Last week, we looked at Shaftesbury Abbey, once home to the relics of Edward, King and Martyr. This week we turn our attention to Corfe Castle, the original site of his murder, Destroyed by the Roundheads during the English Civil War in a misguided attempt at denormanisation, this year (2023) saw its ruins become the subject of the National Trust’s biggest ever conservation project, restoring loose and damaged stonework, and removing excess vegetation without destroying valuable wildlife habitats.
Species found in the castle and surrounding area include the Adonis Butterfly and the Grey Bush Cricket. Perhaps fittingly, its gothic ruins are also home to birds of prey and carrion eaters; ravens, red kites and peregrine falcons.As with the Tower of London, legend has it that if the ravens ever leave Corfe Castle, England will fall.
Corfe Castle also gives its name to a nearby village and civil parish. Its railway station was a rather late casualty of the Beeching rail cuts, closing in 1972, but was reopened as part of the heritage Swanage Railway in the mid-1980s.
As well as the ruins themselves, Corfe Castle also has a tea room and bookshop, and is licenced for civil weddings. Opening hours are 10am to 6pm daily, with last entrance to the castle at 5.30pm.

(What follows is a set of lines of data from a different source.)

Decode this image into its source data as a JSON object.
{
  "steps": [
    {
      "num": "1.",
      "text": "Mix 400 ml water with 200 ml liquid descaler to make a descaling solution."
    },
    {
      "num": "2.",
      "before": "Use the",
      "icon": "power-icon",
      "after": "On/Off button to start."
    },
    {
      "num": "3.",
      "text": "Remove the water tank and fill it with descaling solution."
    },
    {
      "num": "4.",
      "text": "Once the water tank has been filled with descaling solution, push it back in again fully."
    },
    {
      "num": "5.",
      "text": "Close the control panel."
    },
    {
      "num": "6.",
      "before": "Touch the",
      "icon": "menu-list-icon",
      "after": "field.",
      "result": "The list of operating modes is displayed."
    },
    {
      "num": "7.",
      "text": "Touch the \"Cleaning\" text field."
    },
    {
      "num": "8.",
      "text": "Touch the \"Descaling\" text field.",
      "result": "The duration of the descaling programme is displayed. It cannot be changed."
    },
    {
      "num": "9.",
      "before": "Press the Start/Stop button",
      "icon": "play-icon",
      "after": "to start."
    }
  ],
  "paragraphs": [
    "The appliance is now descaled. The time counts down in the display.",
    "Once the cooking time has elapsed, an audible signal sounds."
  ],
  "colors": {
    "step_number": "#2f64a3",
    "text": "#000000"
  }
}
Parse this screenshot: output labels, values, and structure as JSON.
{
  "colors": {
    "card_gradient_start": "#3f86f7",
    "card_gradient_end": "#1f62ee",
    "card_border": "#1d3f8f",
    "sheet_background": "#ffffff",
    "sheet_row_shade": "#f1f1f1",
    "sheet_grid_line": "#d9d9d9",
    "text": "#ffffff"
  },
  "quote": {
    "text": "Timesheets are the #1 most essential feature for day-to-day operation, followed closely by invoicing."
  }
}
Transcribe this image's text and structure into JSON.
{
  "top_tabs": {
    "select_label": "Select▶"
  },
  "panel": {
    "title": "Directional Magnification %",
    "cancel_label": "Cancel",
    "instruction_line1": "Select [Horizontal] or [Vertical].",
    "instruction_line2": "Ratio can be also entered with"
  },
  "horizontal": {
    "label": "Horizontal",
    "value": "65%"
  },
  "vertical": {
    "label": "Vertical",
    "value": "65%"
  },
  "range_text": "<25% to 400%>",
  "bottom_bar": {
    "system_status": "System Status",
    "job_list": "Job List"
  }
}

The castle has a car park, and the satnav postcode is BH20 5DR. The nearest main line railway station is Wareham, and bus number 40 (Swanage to Poole) stops at the nearby Village Centre.